Mike is the chief electronics technician on the rig and along with ‘Mr. Jimmy’, the crew manager played by Kurt Russel, he keeps the drills drilling and the pumps pumping. Arriving at the rig for a 3 week stint they find that the previous crew has been sent back home early by the penny pinching oil company execs, without completing their scheduled safety tests. It is from this point that we are thrown into the chaos as an initial slow burn explodes into a fiery tempest twisted metal, broken limbs and lost lives.
Director Peter Berg has experience of maritime blockbusters from his work on the 2012 disappointment Battleship and this is used extremely well as the 320ft drilling rig and its 146 crew are tossed and blown, battered and burned for an hour long assault on the eyes and the heart. There are times that will make you stare wide eyed and agog, then there are times that will make your eyes fill and your gut sink. But unfortunately Berg is too often stuck in disaster movie mode and the film certainly isn’t without faults.
At the start we are treated to a little backstory on Mike. A devoted husband and father with a doting daughter who is just oh so proud of her daddy. The perfect family unit is ladled on a little thick though and I really must question the choice of Kate Hudson as his loving wife. Whilst she plays the part perfectly functionally, the standard true-to-life-drama photo montage at the end of the film shows a lady who you feel would be nothing like the character on show (in looks or lifestyle). Furthermore, the overeagerness to ensure that BP are presented as the devil’s less trustful brother teeters on pantomime. We also get a dreadful attempt at CGI rag-doll physics as a plucky operator is thrown from his crane gantry into the flaming sea.

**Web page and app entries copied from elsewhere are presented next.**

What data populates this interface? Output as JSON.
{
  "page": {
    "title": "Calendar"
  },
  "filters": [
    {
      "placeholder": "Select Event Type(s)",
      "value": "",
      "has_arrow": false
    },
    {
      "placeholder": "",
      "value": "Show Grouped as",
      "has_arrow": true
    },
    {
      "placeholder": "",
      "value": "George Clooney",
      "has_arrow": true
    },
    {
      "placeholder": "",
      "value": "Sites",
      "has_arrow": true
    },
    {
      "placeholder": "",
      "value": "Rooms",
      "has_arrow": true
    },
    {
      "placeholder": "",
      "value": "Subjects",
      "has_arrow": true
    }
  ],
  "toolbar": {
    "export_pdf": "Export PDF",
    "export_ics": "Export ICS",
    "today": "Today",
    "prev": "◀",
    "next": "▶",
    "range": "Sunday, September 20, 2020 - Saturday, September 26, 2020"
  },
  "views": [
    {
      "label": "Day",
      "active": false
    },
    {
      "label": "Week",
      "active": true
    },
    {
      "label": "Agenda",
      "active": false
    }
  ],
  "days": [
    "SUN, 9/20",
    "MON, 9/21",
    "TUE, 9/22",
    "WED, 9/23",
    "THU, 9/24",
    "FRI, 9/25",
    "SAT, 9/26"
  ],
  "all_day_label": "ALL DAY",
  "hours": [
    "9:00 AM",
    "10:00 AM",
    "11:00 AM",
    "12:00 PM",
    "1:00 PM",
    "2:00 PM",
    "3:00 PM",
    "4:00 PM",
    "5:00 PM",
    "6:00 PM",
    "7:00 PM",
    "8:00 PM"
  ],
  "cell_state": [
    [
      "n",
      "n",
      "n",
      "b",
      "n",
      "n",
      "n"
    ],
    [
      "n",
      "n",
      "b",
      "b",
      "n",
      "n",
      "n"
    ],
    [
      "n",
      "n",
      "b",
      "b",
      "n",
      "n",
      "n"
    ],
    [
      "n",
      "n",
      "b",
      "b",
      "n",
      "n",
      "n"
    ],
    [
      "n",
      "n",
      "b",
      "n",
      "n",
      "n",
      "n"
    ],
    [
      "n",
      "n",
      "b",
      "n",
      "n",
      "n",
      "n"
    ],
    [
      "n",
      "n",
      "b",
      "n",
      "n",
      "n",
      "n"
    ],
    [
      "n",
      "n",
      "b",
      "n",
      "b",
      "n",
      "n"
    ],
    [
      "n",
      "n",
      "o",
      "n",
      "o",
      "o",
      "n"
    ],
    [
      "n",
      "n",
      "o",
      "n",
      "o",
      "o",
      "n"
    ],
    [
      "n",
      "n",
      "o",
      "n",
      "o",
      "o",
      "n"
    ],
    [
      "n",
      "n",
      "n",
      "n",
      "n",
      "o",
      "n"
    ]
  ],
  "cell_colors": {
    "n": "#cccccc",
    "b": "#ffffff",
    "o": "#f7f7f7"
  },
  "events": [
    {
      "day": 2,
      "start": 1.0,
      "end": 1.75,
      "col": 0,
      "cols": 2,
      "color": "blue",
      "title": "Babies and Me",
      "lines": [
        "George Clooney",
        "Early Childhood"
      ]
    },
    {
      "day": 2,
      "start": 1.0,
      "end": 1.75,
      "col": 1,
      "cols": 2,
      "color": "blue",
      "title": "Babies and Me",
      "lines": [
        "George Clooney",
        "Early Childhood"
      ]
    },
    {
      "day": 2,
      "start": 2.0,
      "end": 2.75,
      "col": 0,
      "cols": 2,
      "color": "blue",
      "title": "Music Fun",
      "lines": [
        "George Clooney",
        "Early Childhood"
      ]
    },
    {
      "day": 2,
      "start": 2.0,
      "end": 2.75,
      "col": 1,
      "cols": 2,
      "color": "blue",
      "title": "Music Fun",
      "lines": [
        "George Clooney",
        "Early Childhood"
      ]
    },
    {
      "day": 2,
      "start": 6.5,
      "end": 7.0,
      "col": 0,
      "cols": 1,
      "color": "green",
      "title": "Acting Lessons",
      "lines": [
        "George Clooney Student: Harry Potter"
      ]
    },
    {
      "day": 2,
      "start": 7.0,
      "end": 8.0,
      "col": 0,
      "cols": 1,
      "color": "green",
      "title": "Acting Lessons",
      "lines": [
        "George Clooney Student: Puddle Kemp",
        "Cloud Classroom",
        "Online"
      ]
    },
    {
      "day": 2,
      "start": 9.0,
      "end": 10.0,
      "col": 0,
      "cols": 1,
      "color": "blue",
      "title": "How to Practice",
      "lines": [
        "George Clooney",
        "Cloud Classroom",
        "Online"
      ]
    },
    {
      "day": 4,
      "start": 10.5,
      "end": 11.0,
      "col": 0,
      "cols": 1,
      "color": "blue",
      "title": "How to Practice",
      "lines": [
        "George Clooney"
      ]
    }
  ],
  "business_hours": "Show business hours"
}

But the quality of the acting (both Russell and Malkovich are great), the scale of the visuals and the sheer emotion of the film at its heights are enough to gloss over its shortcomings. Deepwater Horizon isn’t the perfect way to tell a true tale, nor is it the greatest disaster movie, but it ticks enough boxes in truth, action, heart and drama to be a highly entertaining movie in its own right.